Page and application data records
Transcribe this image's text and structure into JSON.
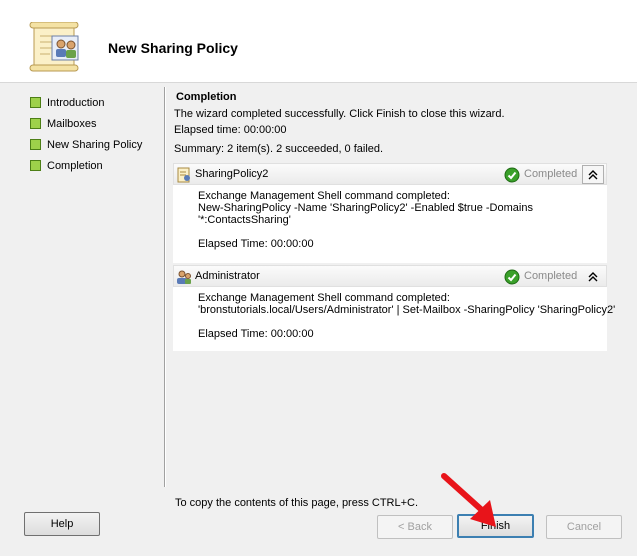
{
  "window": {
    "title": "New Sharing Policy"
  },
  "steps": [
    {
      "label": "Introduction"
    },
    {
      "label": "Mailboxes"
    },
    {
      "label": "New Sharing Policy"
    },
    {
      "label": "Completion"
    }
  ],
  "content": {
    "heading": "Completion",
    "message": "The wizard completed successfully. Click Finish to close this wizard.",
    "elapsed": "Elapsed time: 00:00:00",
    "summary": "Summary: 2 item(s). 2 succeeded, 0 failed."
  },
  "results": [
    {
      "name": "SharingPolicy2",
      "status": "Completed",
      "lines": [
        "Exchange Management Shell command completed:",
        "New-SharingPolicy -Name 'SharingPolicy2' -Enabled $true -Domains",
        "'*:ContactsSharing'",
        "",
        "Elapsed Time: 00:00:00"
      ]
    },
    {
      "name": "Administrator",
      "status": "Completed",
      "lines": [
        "Exchange Management Shell command completed:",
        "'bronstutorials.local/Users/Administrator' | Set-Mailbox -SharingPolicy 'SharingPolicy2'",
        "",
        "Elapsed Time: 00:00:00"
      ]
    }
  ],
  "footer": {
    "hint": "To copy the contents of this page, press CTRL+C.",
    "help": "Help",
    "back": "< Back",
    "finish": "Finish",
    "cancel": "Cancel"
  },
  "colors": {
    "accent": "#3c7fb1",
    "step_bullet": "#9ed14a",
    "success": "#3aa02a",
    "arrow": "#e8141a"
  }
}
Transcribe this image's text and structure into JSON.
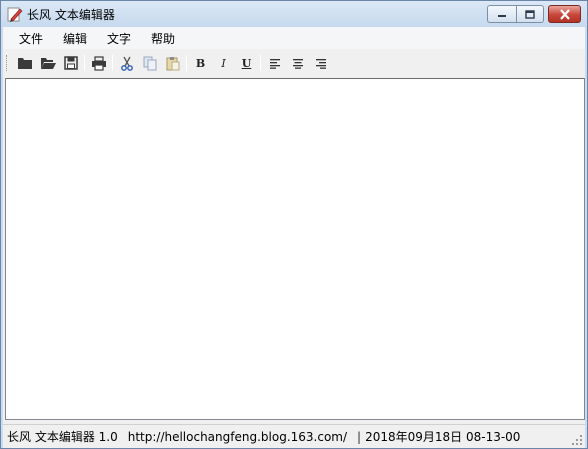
{
  "window": {
    "title": "长风 文本编辑器",
    "accent": "#c9dcf0",
    "close_color": "#c9463a"
  },
  "menu": {
    "items": [
      {
        "label": "文件"
      },
      {
        "label": "编辑"
      },
      {
        "label": "文字"
      },
      {
        "label": "帮助"
      }
    ]
  },
  "toolbar": {
    "icons": [
      "new-folder-icon",
      "open-folder-icon",
      "save-icon",
      "print-icon",
      "cut-icon",
      "copy-icon",
      "paste-icon",
      "bold-icon",
      "italic-icon",
      "underline-icon",
      "align-left-icon",
      "align-center-icon",
      "align-right-icon"
    ],
    "bold_label": "B",
    "italic_label": "I",
    "underline_label": "U"
  },
  "editor": {
    "value": ""
  },
  "status": {
    "app": "长风 文本编辑器 1.0",
    "url": "http://hellochangfeng.blog.163.com/",
    "sep": "|",
    "datetime": "2018年09月18日 08-13-00"
  }
}
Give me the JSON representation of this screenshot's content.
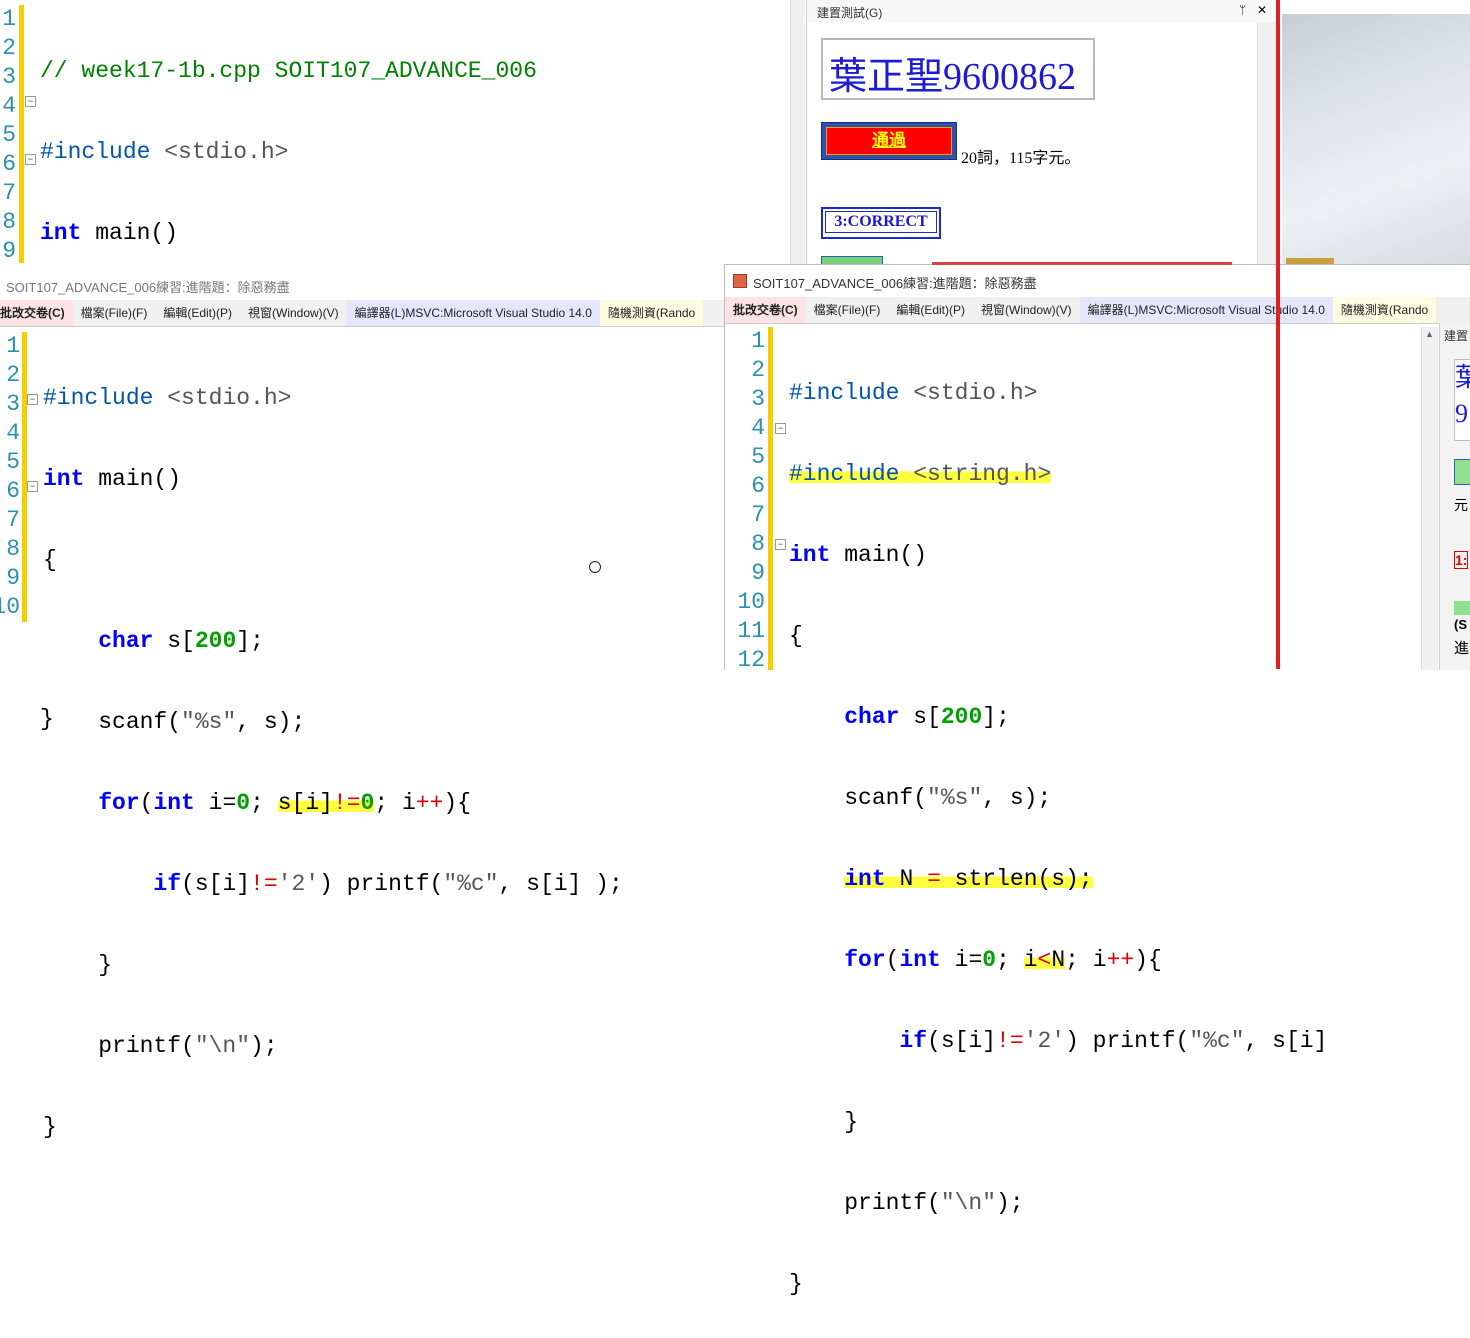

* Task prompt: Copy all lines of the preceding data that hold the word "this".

* Answer box:
Transcribe this image's text and structure into JSON.
    "message": "The wizard completed successfully. Click Finish to close this wizard.",
    "hint": "To copy the contents of this page, press CTRL+C.",
Transcribe this image's text and structure into JSON.
Give me the JSON representation of this screenshot's content.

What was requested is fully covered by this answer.